Okay, down to 10%.  Our favorite things at the moment:

Daddy:  Flickr & MadMen & those Quaker rice cakes
Mommy:  MadMen & golden Oreos & spending time in our newly useable office!!
Kayci:  her new table in the office & American Girl (Kit!) & creating stuff
Noble:  cookies & his new carpet in the office & BoBo, a monkey Grandpa bought him at the zoo

There's so much more to say, but I guess that's what's cool about a blog--you always have tomorrow to say what's on your mind.  I was "talking" (actually e-mailing) to my favorite high schooler this evening about what being cool really is (yep, I think I know), and talking to her about high school made me remember how much I ACHED for real life to be more like a Molly Ringwald movie.  I wanted my happy ending back then, man, and anything less seemed so, well, less.  But you know what I know now?  Happy endings are endings--who wants that?  For us, every day is an adventure.  And I for one am freaking grateful that I get a do-over every day, so maybe tomorrow's the day I'll get it right.  Or at least better.  

Thanks for reading.  Is that what you say when you blog?  I'm going to have to learn the rules or something...

Oh, and if you're an e-mail friend of mine, I get total cool points for using capital letters, right??  :)  

Open House

Thursday, August 21, 2008

Why iPharaon?

When Noble was born we started a blog for him on a service called Bundlo so we could share his growth with our family and friends.  We got a notice a few weeks ago that Bundlo would be shutting down, so we weren't sure what to do.  

Then Kristi's brother, Ronny, moved to Taiwan with his family for work.  Ronny has maintained a blog for his family for a long time, but they've been using it a lot more in the past few weeks to give everyone updates as they try to get acclimated to a different culture and to keep in touch. 

So that's kind of what led us to our family blog.  We've got a lot of family news for grandparents, aunts, uncles, friends, etc. and needed an easy way to share it.
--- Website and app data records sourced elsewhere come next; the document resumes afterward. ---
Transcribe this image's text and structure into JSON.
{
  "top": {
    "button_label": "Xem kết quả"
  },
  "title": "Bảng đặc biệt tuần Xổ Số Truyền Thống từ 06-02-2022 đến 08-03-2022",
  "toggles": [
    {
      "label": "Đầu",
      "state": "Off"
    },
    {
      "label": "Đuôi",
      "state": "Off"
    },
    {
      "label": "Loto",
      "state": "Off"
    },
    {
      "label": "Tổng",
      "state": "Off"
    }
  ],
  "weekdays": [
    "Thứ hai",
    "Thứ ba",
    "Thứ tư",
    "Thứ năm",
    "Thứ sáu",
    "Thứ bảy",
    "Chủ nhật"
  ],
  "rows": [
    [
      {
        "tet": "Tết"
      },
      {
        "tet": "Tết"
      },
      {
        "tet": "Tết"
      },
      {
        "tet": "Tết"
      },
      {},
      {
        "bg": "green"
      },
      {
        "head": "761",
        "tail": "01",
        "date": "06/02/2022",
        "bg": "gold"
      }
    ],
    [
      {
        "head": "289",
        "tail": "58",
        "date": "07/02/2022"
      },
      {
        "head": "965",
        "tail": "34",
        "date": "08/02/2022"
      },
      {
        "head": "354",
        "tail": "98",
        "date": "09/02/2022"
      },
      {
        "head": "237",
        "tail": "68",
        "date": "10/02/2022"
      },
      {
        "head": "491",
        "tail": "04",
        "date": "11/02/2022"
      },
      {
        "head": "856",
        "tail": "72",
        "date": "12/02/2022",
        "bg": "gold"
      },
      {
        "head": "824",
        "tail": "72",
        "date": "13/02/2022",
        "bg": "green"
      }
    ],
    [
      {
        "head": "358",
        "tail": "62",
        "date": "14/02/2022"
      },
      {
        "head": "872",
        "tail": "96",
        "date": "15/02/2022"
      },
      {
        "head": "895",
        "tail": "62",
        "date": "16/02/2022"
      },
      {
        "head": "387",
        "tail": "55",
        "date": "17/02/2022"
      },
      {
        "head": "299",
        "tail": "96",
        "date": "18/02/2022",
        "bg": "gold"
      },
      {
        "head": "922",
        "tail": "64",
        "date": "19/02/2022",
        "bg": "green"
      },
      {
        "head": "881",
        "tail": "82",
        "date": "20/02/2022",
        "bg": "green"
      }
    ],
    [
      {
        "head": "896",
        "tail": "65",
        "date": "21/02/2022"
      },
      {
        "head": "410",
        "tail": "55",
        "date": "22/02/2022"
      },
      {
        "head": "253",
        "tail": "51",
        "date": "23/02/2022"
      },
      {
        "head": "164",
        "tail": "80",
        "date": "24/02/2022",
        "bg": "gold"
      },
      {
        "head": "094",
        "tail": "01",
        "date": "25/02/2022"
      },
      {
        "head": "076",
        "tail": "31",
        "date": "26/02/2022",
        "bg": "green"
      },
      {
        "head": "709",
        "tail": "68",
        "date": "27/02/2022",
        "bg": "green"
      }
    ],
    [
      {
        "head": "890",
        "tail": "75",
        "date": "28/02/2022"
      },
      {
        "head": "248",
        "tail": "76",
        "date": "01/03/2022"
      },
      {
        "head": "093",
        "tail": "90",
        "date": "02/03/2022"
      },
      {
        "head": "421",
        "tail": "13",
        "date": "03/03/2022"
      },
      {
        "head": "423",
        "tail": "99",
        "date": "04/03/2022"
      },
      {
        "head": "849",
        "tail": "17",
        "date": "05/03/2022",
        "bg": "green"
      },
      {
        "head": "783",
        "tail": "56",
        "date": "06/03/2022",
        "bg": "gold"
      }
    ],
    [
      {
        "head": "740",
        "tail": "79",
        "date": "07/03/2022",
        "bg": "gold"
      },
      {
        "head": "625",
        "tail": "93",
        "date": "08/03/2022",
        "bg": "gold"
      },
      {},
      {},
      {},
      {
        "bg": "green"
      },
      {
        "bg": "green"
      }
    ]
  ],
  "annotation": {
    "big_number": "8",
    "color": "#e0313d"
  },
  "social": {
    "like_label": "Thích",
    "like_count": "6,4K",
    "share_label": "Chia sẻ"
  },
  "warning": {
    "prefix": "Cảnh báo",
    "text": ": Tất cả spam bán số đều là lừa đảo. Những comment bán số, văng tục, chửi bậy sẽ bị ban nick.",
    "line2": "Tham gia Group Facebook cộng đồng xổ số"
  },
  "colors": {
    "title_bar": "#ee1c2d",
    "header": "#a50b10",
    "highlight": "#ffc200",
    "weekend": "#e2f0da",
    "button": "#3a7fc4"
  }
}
So here we go.  We've never blogged before, so please excuse the mess while we get this figured out.  Hopefully this will be a great way for those that we love around the world to keep up with what the little Pharaon family in Brenham is up to.

Bouncing Baby Boy

Noble loves to jump.